Finally Jenny Nesbitt, Verity Ockenden and Amelia Quirk will all hope for breakthroughs in 2021.
Our Team Predictions: McColgan, Neale, Judd
10,000 Metres (Men)
Only one man holds the 10,000 qualifying standard and it’s not the 4 time Olympic champion Mo Farah. Sam Atkin‘s 27.26.58 in California was not bad for someone only entering the race as a pacemaker. 4th on the all-time list and almost 1.5 seconds within the standard, the performance was done on the back of chasing the 5,000 standard the day before and suggests there is significant potential to improve.
Despite Atkin’s efforts Farah will still consider himself team GB’s top dog and with 10 global titles it’s had to make a compelling argument against. Sir Mo’s hour world record shows he’s still a force on the track but he will be facing stronger competition than ever before.

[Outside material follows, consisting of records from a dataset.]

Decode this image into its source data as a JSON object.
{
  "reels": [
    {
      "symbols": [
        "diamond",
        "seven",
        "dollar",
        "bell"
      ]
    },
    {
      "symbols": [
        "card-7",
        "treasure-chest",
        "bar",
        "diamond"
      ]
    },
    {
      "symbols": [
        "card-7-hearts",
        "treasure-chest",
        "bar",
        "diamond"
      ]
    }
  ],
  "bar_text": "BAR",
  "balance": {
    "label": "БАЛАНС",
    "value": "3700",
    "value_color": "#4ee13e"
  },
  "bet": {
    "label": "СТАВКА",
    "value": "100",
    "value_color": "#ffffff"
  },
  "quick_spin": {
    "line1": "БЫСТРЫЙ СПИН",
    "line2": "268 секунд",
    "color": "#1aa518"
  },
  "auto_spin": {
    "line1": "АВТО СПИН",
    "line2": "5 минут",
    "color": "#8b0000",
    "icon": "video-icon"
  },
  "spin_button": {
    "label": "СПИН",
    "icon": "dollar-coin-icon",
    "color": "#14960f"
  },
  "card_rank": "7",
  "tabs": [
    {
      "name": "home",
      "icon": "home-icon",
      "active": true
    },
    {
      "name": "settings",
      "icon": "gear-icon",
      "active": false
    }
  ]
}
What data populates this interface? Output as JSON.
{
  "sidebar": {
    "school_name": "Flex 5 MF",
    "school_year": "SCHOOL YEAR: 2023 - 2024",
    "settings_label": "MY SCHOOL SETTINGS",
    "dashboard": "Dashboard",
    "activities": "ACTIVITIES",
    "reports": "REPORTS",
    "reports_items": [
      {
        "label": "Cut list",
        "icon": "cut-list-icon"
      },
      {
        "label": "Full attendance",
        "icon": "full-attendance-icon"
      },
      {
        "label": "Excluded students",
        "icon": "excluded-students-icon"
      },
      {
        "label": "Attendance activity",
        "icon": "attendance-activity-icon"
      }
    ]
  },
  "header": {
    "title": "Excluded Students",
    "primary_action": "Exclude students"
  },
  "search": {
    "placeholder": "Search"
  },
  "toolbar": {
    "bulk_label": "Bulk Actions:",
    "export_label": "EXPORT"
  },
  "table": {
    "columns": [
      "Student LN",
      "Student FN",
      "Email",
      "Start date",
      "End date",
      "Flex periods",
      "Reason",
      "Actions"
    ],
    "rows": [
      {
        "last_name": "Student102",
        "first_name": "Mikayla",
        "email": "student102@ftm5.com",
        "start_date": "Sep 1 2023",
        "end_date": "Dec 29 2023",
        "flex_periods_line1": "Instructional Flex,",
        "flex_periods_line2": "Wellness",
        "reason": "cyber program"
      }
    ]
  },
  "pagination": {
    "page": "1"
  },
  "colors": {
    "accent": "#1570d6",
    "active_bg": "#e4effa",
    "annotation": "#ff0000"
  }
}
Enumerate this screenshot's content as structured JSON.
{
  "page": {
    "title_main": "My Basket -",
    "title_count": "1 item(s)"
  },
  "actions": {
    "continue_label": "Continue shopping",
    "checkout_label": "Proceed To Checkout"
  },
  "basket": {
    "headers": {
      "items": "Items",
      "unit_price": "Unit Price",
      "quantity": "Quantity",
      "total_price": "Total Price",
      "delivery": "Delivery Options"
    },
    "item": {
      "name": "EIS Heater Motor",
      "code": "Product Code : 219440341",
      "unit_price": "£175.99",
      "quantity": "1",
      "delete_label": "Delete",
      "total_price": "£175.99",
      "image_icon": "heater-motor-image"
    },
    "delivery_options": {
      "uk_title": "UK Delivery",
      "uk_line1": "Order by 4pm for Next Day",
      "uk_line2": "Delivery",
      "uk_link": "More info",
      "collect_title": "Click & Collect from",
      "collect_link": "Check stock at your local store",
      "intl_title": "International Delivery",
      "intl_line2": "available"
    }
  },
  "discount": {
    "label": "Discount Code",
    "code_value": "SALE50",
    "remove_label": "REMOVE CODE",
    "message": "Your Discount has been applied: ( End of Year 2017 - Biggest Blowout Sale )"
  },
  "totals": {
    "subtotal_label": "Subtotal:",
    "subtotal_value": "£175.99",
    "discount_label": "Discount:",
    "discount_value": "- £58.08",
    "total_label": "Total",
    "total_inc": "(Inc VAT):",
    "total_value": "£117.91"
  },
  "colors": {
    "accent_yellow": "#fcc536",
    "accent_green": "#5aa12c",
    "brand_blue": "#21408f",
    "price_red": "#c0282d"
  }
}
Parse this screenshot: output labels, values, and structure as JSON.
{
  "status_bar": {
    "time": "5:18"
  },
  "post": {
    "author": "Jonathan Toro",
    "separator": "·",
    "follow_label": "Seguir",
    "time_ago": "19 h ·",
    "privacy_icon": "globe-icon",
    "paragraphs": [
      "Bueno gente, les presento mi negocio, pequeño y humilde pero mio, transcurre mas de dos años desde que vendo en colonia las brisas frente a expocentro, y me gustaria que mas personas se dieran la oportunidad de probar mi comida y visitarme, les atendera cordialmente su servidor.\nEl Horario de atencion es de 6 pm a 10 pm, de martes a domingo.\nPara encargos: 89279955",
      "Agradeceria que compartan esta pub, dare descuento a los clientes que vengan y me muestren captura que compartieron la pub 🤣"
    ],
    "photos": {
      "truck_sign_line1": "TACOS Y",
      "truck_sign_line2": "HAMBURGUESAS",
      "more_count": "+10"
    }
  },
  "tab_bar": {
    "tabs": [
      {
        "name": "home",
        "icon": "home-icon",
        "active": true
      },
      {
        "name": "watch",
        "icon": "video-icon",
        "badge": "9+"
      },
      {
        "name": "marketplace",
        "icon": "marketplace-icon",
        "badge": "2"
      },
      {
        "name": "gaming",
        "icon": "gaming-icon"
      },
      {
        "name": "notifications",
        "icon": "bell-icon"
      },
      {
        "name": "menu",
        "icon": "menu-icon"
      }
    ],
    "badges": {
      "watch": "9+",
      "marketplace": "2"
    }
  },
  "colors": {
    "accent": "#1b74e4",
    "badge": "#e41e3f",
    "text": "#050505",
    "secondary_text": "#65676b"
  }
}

In Joshua Cheptegui Uganda has a world champion and in Jacob Kiplimo (the World Half Marathon Champ) he will be pushed every step of the way. Outside the Ugandans a whole host of Kenyans have impressed on the road but if experience has taught us anything it’s not to write off Farah. In a tactical race where his peers think he is past his best, the Brit may yet punish them with a finishing kick.
Behind Atkin and Farah the 27.28 standard is one only 5 athletes in British history have ever managed, though Jake Smith will hope to carry over his half marathon form back to the track. His 60.31 in Poland has set himself in world class company over that distance but he will know significant improvements are required over the shorter distance. A different type of event to the road, many have struggled to make the transition but having time trialed a solo 28.00 in July he will be confident of making that jump.
The best of the rest remains Marc Scott who seems certain to contest the 5,000 and Ben Connor who will be taking a spot in the Marathon team. Nick Goolab will have faint hopes of making the breakthrough and Ross Millington may yet step back down after his debut marathon attempt in London. If he does he will have to take 28 seconds off his 2016 personal best ran prior to representing GB in Rio.
Our Team Predictions: Farah, Atkin, Smith (Farah to win bronze)
10,000 Metres (Women)
31.25 is the qualifying standard for Tokyo and two women have met that standard, both doing so in one of my favourite domestic meets, the Night of the 10,000 at Parliament Hill. In 2019 Steph Twell and Eilish McColgan ran to 6th and 7th on the Brit all-time list in 31.08 and 31.16 respectively. Both have interests elsewhere but I for one would love to see both contest the 10,000. Twell will have to choose between the 10,000 and the marathon but McColgan could forseeably run both the 5,000 and 10,000, though I think we will see her focus on one.
Northern Arizona Elite’s Alice Wright will hope to get back to her 2019 best after a long injury lay off and Payton Jordan Invitational could provide the location for another Olympic qualifying hunt. With almost zero 10,000 events taking place in 2020 it’s a difficult one to call but improvements over the shorter distances from Amelia Quirk and Verity Ockenden could lead these two to step up in distance. Both athletes have performed well in longer format cross country races over the years and may use the slightly weaker 10,000 field as a better chance of an Olympic berth.
Like the 5,000 Sarah Inglis has displayed her credentials at the 10,000 and needs to find around 46 seconds from her 2019 best. With a strong performance in the Marathon Project in Arizona the Scottish athlete will have to decide which event she will commit to. Other athletes pondering the same question include Wales’s Charlotte Arter who’s 32.15 from 2018 remains her personal best but she has performed well over both the 5k and half marathon on the road in the intervening period.
Our Team Predictions: McColgan, Twell, Wright